Table_1_Controls on Ocean Color Spectra Observed During the North Atlantic Aerosols and Marine Ecosystems Study (NAAMES).XLSX
Datasets usually provide raw data for analysis. This raw data often comes in spreadsheet form, but can be any collection of data, on which analysis can be performed.
Satellite ocean color remote sensing is the primary method to retrieve synoptic measurements of the optical properties of the ocean on large spatial and regular time scales. Through bio-optical modeling, changes in ocean color spectra can be linked to changes in marine ecosystem and biogeochemical properties. Bio-optical algorithms rely on assumptions about the covariance of marine constituents as well as the relationships among their inherent and apparent optical properties. Validation with in situ measurements of in-water constituents and their optical properties is required to extrapolate local knowledge about ocean color variations to global scales. Here, we evaluate seasonal and spatial relationships between optical constituents and their inherent and apparent optical properties throughout the annual cycle of the North Atlantic plankton bloom using bio-optical data from four cruises conducted as part of the North Atlantic Aerosols and Marine Ecosystems Study (NAAMES). Our results show ocean color variability, quantified using field observations of the remote sensing reflectance spectrum at each NAAMES station, is driven by colored dissolved organic matter (CDOM) absorption in the ultraviolet wavelengths, phytoplankton absorption in the blue wavelengths, and total particulate backscattering in the green wavelengths. Results from a recently storm-mixed station at the height of the spring bloom demonstrate that significant changes in bio-optical properties can occur on daily scales. By testing the effects of variations in lighting conditions and solar geometries, we also demonstrate that, for this data set, remote sensing reflectance should be considered a quasi-inherent optical property. We find that the temporal and spatial chlorophyll concentrations and the magnitudes of inherent optical properties can be accurately assessed using previously published ocean color algorithms. However, changes in the spectral slopes of the inherent optical properties are often poorly retrieved, indicating the need for improvements in the retrieval of optical constituent composition.
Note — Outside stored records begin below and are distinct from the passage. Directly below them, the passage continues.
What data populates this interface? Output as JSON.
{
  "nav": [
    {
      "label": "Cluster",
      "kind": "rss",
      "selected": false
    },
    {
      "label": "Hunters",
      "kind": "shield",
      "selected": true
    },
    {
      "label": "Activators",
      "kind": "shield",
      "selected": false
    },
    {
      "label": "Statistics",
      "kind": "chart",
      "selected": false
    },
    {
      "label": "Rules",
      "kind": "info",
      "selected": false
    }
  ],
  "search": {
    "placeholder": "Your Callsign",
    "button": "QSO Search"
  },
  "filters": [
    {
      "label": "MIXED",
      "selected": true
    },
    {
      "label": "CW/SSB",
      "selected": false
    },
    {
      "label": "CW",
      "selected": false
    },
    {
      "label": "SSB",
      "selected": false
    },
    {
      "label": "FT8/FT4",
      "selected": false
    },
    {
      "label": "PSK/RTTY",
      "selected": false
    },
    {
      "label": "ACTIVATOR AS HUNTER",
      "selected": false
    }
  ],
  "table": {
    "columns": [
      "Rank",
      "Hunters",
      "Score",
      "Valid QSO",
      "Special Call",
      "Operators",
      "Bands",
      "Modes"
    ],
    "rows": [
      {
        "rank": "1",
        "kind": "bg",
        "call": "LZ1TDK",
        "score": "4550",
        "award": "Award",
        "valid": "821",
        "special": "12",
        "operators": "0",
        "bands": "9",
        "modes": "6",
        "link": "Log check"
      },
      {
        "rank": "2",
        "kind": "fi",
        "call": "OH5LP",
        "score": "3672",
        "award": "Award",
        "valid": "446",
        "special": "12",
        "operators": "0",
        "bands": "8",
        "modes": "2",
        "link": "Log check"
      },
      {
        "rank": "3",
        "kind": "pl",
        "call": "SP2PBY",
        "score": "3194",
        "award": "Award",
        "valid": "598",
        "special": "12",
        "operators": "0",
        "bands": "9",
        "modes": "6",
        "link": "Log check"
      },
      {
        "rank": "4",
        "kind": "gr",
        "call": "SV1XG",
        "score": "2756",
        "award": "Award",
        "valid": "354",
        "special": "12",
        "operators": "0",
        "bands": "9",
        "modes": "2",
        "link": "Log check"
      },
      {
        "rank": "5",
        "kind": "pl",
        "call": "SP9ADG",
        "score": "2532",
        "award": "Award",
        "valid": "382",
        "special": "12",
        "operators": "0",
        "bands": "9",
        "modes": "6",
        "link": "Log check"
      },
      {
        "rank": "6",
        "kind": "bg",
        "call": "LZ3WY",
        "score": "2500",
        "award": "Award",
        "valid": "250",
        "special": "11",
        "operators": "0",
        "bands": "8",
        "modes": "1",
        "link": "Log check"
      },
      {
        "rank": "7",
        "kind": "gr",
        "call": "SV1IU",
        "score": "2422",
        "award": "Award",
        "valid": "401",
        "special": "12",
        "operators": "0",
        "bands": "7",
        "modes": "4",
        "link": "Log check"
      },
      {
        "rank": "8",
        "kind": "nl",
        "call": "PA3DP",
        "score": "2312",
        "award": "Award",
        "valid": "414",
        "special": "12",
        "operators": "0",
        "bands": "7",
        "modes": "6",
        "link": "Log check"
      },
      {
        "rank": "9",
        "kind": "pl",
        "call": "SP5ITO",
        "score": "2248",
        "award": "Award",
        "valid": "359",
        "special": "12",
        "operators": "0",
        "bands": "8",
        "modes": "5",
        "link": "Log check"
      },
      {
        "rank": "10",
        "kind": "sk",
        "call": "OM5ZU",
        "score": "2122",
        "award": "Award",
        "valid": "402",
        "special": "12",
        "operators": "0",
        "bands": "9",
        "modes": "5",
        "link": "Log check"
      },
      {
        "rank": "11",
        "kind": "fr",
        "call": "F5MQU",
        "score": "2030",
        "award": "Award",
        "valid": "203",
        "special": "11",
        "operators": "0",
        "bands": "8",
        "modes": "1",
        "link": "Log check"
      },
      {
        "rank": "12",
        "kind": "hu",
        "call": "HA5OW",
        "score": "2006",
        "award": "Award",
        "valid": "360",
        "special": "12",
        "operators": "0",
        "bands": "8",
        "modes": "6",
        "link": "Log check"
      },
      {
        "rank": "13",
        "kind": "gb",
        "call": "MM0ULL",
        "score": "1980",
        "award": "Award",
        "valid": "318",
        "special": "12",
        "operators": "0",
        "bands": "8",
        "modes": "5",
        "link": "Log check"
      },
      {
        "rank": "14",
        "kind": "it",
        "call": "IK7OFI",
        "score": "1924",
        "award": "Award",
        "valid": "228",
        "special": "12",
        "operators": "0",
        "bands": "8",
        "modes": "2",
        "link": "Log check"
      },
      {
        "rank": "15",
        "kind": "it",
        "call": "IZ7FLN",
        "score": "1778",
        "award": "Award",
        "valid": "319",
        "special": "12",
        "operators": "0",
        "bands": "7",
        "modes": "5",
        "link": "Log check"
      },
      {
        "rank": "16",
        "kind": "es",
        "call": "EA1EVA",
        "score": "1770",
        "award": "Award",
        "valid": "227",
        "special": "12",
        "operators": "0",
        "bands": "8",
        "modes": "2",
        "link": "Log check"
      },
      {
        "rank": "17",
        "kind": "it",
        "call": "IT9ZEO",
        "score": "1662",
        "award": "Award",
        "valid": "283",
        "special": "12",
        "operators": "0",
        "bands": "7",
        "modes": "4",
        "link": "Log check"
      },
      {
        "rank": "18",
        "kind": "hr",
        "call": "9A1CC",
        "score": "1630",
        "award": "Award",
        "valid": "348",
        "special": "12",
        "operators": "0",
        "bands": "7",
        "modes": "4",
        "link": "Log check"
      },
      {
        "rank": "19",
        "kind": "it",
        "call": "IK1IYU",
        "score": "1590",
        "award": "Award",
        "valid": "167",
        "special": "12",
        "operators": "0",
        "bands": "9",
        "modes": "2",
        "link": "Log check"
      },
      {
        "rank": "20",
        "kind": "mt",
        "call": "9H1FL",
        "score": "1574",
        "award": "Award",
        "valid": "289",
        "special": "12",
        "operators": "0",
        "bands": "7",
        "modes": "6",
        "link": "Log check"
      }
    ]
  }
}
The characterization of such a dynamic environment provides beneficial insights for future bio-optical algorithms.
Read the peer-reviewed publication